Interview with Bruno Galluccio

Could you reflect on your relationship to the telephone, in the past or in the present, and say something about how this might have informed your poem?

I chose not to pinpoint relationships with the telephone in everyday life as a topic in the poem, relationships that also carry meaning both on a personal and on a cultural level (suggestions stemming from books and films). I preferred to refer to the underlying technology and to my professional life: I am a physicist who has worked for many years on the design of traditional and satellite-based communication systems. I was attracted by the touch of magic provided by the image of the human voice that goes beyond the bounds of the atmosphere then falls back down to earth.

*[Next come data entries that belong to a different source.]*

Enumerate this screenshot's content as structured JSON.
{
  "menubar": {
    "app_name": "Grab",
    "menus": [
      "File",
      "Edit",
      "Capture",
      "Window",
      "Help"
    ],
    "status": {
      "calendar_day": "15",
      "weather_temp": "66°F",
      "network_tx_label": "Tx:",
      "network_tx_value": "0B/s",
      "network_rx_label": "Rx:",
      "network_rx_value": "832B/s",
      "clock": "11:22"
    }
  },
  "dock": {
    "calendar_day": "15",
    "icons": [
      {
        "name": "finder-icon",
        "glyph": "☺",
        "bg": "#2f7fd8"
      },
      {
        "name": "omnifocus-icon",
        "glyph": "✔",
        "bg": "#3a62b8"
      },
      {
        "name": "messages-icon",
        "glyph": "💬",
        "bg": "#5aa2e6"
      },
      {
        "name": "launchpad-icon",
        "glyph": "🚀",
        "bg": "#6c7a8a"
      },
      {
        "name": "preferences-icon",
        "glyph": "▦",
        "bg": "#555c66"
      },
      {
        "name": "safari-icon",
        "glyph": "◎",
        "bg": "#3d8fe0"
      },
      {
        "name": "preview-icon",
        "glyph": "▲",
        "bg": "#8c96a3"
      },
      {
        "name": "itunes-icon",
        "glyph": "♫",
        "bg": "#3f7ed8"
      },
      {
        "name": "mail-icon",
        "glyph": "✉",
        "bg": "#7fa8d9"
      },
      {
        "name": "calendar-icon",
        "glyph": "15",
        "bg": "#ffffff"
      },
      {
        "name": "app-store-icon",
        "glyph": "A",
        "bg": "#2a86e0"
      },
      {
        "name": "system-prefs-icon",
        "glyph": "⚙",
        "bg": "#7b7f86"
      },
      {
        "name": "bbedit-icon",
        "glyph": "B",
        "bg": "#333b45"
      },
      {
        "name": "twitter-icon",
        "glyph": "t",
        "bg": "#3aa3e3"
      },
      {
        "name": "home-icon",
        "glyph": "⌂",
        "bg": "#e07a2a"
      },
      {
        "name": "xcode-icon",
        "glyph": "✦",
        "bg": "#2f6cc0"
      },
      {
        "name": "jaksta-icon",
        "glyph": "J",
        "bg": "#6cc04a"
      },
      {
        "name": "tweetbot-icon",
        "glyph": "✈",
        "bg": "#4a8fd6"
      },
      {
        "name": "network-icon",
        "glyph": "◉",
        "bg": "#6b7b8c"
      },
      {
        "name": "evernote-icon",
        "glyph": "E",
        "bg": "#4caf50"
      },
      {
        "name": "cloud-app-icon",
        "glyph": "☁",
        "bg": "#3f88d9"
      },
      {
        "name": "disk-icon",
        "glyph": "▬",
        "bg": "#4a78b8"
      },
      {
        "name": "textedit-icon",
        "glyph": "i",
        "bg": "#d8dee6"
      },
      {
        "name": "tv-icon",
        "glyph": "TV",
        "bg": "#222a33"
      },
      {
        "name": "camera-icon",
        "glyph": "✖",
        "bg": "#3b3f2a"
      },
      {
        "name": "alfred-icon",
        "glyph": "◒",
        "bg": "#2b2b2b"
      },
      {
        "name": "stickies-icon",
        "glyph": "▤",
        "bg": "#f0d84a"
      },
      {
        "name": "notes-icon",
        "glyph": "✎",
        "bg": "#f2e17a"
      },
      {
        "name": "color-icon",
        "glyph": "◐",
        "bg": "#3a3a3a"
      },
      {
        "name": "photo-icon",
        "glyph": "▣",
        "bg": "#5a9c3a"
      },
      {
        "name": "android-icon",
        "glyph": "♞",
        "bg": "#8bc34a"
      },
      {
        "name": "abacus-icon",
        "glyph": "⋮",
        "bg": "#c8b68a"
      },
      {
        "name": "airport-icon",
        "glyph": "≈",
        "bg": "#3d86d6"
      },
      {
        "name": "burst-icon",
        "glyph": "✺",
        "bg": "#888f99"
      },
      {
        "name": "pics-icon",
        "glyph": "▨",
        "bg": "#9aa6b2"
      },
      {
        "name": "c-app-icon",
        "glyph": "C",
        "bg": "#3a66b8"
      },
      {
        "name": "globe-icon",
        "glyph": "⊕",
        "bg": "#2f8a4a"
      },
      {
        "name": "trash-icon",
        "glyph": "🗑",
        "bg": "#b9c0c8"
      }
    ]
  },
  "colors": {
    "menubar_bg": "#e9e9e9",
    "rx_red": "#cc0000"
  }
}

How did you go about producing the work for this project? Were there any materials, anecdotal, literary or otherwise, that proved generative for you?

The direct sources were my own experiences during projects working on space systems. In addition there were some historical elements, universally well known, to do with the evolution of telecommunication systems.

How much was the recording of the poem, and the format(s) through which the poem will be reproduced (i.e. a public phone booth and mobile app), a consideration in the composition?

I was influenced by the following considerations: the fact that this poem will be enjoyed principally by listening without reading it in paper format at the same time, and also that it must be capable of reaching a wide audience, not necessarily used to contemporary poetry. This led me towards an expressive form that avoids excessive lexical and syntactic complexity, and that maintains linearity in the general structure so that it can be easily followed.

Do you have any thoughts on how the project might have affected the way that you think about the relationship between poetry and telephony, or between writing and technology more broadly?

The use of themes from science and technology is very common in my poetry, so for me it was not an unusual or confusing experience. However, I found it stimulating to have to focus on a specific topic rather than being able to address different scientific stimuli freely, let alone using scientific knowledge as a pure metaphorical tool.

Are there any other reflections you can make about the process of producing the poem, or your participation in the project?

In addition to what I have said above, I would like to highlight the fact that while working on the text I deemed it appropriate to mix the objective elements of technological reality with elements relating to the sphere of human emotions, particularly in the dimensions of fantasy and myth. For example, I refer to the magical thought that, in the minds of children, can be linked to the desire to communicate; and then, towards the end, I create another analogous relationship with the beliefs of ancient times: the relationship of the Greek world with the deities of Mount Olympus, a place which stood out, just like a satellite, as a sky-high point stolen away from human sight and which, in its own way, acted as a sorting machine for messages or as a means of receiving prayers and dispensing concessions or punishments.

May 2020